The New Orleans Jazz' signing of Truck Robinson, a stalwart of the Pappy Parker team in the D.C. Urban Coalition summer league at Spingarn, is fraught with implications for the National Basketball Aassociation - and speculation about whither Pete Maravich.
Robinson, who played out his option with Atlanta after the Bullets unloaded him to the Hawks in the midseason swap for Tom Henderson, is the first NBA free agent to switch teams this summer. Ergo, something of a test case.
Not only did coach Elgin Baylor's (Spingarn, again) Jaazz need a power forward of Robinson's 6-foot-7, 225-pound ilk, but New Orleans has not signed its own free agent, premier guard MaravichM the NBA scoring king. And, says the New York Post, signing Robinson "was imperative if the Jazz hoped to secure Maravich. It's understood Pistol Pete wanted Truck, more than anyone else available, playing alongside him." No wonder the Jazz jingled a reported five-year $1.6 million tune for Leonard to top substantial offers from the Hawks and New York Nets.
But wait. Not only do the Jazz have to worry about Maravich's longing looks toward Los Angeles, where he envisions teaming up with Kareem Abdul-Jabbar to make the championship-ring set at long last, but listen to Atlanta general manager Mike Storen:
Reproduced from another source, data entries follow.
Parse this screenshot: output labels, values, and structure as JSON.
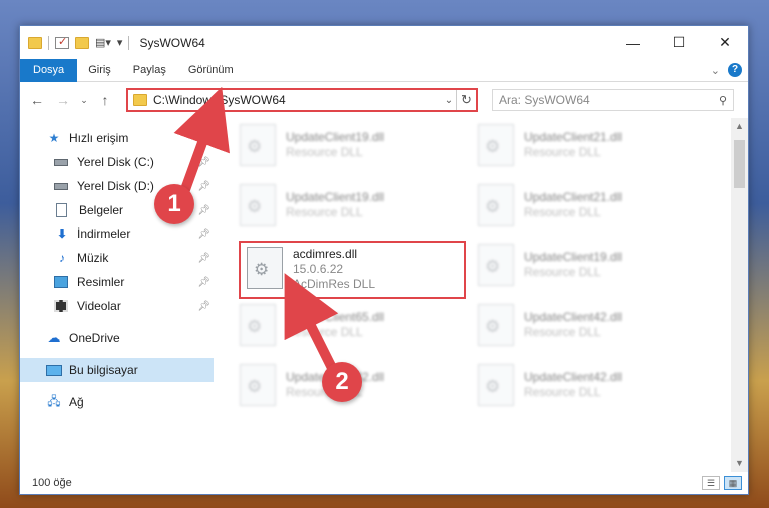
{
  "window": {
    "title": "SysWOW64",
    "controls": {
      "minimize": "—",
      "maximize": "☐",
      "close": "✕"
    }
  },
  "ribbon": {
    "tabs": [
      {
        "label": "Dosya",
        "active": true
      },
      {
        "label": "Giriş",
        "active": false
      },
      {
        "label": "Paylaş",
        "active": false
      },
      {
        "label": "Görünüm",
        "active": false
      }
    ]
  },
  "address": {
    "path": "C:\\Windows\\SysWOW64",
    "search_placeholder": "Ara: SysWOW64"
  },
  "nav": {
    "quick_access": "Hızlı erişim",
    "items": [
      {
        "label": "Yerel Disk (C:)",
        "icon": "drive-icon"
      },
      {
        "label": "Yerel Disk (D:)",
        "icon": "drive-icon"
      },
      {
        "label": "Belgeler",
        "icon": "document-icon"
      },
      {
        "label": "İndirmeler",
        "icon": "download-icon"
      },
      {
        "label": "Müzik",
        "icon": "music-icon"
      },
      {
        "label": "Resimler",
        "icon": "pictures-icon"
      },
      {
        "label": "Videolar",
        "icon": "videos-icon"
      }
    ],
    "onedrive": "OneDrive",
    "this_pc": "Bu bilgisayar",
    "network": "Ağ"
  },
  "files": {
    "background": [
      {
        "name": "UpdateClient19.dll",
        "desc": "Resource DLL"
      },
      {
        "name": "UpdateClient21.dll",
        "desc": "Resource DLL"
      },
      {
        "name": "UpdateClient19.dll",
        "desc": "Resource DLL"
      },
      {
        "name": "UpdateClient21.dll",
        "desc": "Resource DLL"
      },
      {
        "name": "UpdateClient19.dll",
        "desc": "Resource DLL"
      },
      {
        "name": "UpdateClient65.dll",
        "desc": "Resource DLL"
      },
      {
        "name": "UpdateClient42.dll",
        "desc": "Resource DLL"
      },
      {
        "name": "UpdateClient42.dll",
        "desc": "Resource DLL"
      },
      {
        "name": "UpdateClient42.dll",
        "desc": "Resource DLL"
      }
    ],
    "highlighted": {
      "name": "acdimres.dll",
      "version": "15.0.6.22",
      "desc": "AcDimRes DLL"
    }
  },
  "status": {
    "count": "100 öğe"
  },
  "annotations": {
    "step1": "1",
    "step2": "2",
    "color": "#e0454a"
  }
}
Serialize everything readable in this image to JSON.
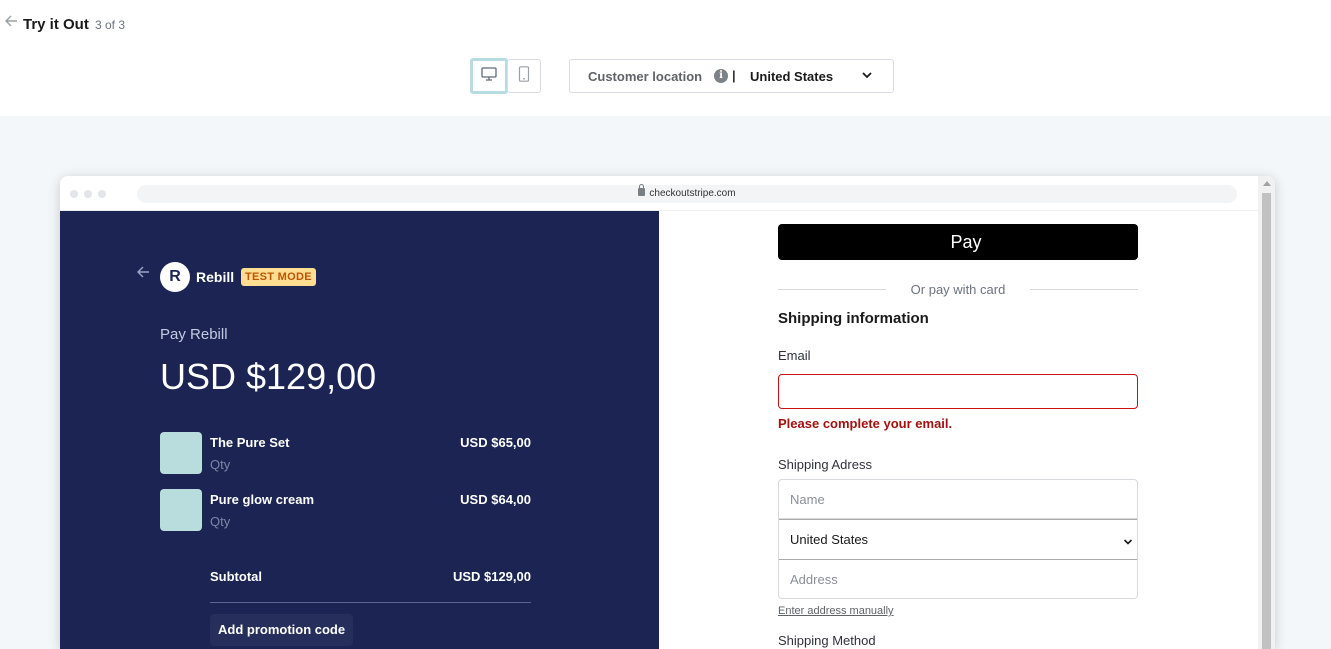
{
  "header": {
    "title": "Try it Out",
    "step": "3 of 3",
    "location_label": "Customer location",
    "location_separator": "|",
    "location_value": "United States"
  },
  "browser": {
    "url": "checkoutstripe.com"
  },
  "order": {
    "merchant_initial": "R",
    "merchant_name": "Rebill",
    "mode_badge": "TEST MODE",
    "pay_label": "Pay Rebill",
    "total": "USD $129,00",
    "items": [
      {
        "name": "The Pure Set",
        "qty": "Qty",
        "price": "USD $65,00"
      },
      {
        "name": "Pure glow cream",
        "qty": "Qty",
        "price": "USD $64,00"
      }
    ],
    "subtotal_label": "Subtotal",
    "subtotal_value": "USD $129,00",
    "promo_label": "Add promotion code"
  },
  "form": {
    "pay_button": "Pay",
    "or_text": "Or pay with card",
    "section_title": "Shipping information",
    "email_label": "Email",
    "email_value": "",
    "email_error": "Please complete your email.",
    "shipping_label": "Shipping Adress",
    "name_placeholder": "Name",
    "country_value": "United States",
    "address_placeholder": "Address",
    "enter_manual": "Enter address manually",
    "shipping_method_label": "Shipping Method"
  },
  "colors": {
    "left_panel_bg": "#1b2452",
    "badge_bg": "#ffde92",
    "badge_text": "#bb5504",
    "error": "#a31010",
    "thumb": "#b9dcdc"
  },
  "icons": [
    "back-arrow-icon",
    "desktop-icon",
    "mobile-icon",
    "info-icon",
    "chevron-down-icon",
    "lock-icon"
  ]
}
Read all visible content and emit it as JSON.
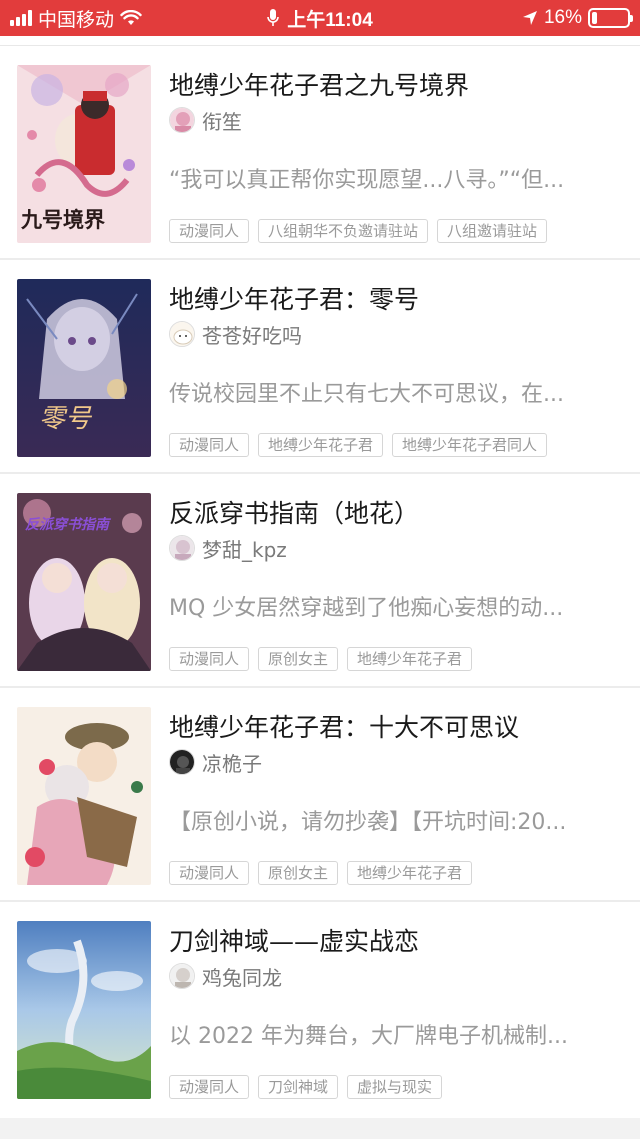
{
  "status_bar": {
    "carrier": "中国移动",
    "time": "上午11:04",
    "battery": "16%",
    "battery_level": 0.16,
    "color": "#e23c3c"
  },
  "books": [
    {
      "title": "地缚少年花子君之九号境界",
      "author": "衔笙",
      "description": "“我可以真正帮你实现愿望...八寻。”“但...",
      "tags": [
        "动漫同人",
        "八组朝华不负邀请驻站",
        "八组邀请驻站"
      ],
      "cover_text": "九号境界"
    },
    {
      "title": "地缚少年花子君：零号",
      "author": "苍苍好吃吗",
      "description": "传说校园里不止只有七大不可思议，在...",
      "tags": [
        "动漫同人",
        "地缚少年花子君",
        "地缚少年花子君同人"
      ],
      "cover_text": "零号"
    },
    {
      "title": "反派穿书指南（地花）",
      "author": "梦甜_kpz",
      "description": "MQ 少女居然穿越到了他痴心妄想的动...",
      "tags": [
        "动漫同人",
        "原创女主",
        "地缚少年花子君"
      ],
      "cover_text": "反派穿书指南"
    },
    {
      "title": "地缚少年花子君：十大不可思议",
      "author": "凉桅子",
      "description": "【原创小说，请勿抄袭】【开坑时间:20...",
      "tags": [
        "动漫同人",
        "原创女主",
        "地缚少年花子君"
      ]
    },
    {
      "title": "刀剑神域——虚实战恋",
      "author": "鸡兔同龙",
      "description": "以 2022 年为舞台，大厂牌电子机械制...",
      "tags": [
        "动漫同人",
        "刀剑神域",
        "虚拟与现实"
      ]
    }
  ]
}
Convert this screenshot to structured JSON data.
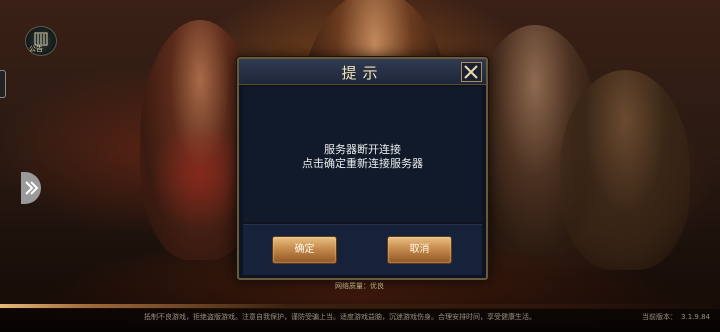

"The caveat uneer which everyone is operating is that the team is to be made whole for the loss of the player. If the team is to be made whole, that means we need a starting forward who is 24 years of age who can average 24 points and 12 rebounds a game. If you look at the New Orleans roster (who no forwards like that), the only player that an impartial third person could say could make up for that would nbe Maravich."
The NBA rules, of course, do require a team losing a free agent to be compensated by his new agent to be compensated by his new employer - remember all the talk about the Bullets having to give up a Wes Unseld to sign Milwaukee's Bob Dandredge. If the Hawks and Jazz can't agree, Storen goes to commissioner Larry O'Brien to dictate compensation. And, says Storen, who used to be a commissioner himself (American Basketball Association), "It will depend on whether the NBA has a strong commissioneer."
Hawk coach Hubie Brown echoed Storen that rulings on compensation in free-agent cases will decide whether the rich clubs dominate the league.
Yeah, but don't forget who owns the Hawks. Ted Turner. Former Hawks Maravich back in Atlanta? Not likely. And yet...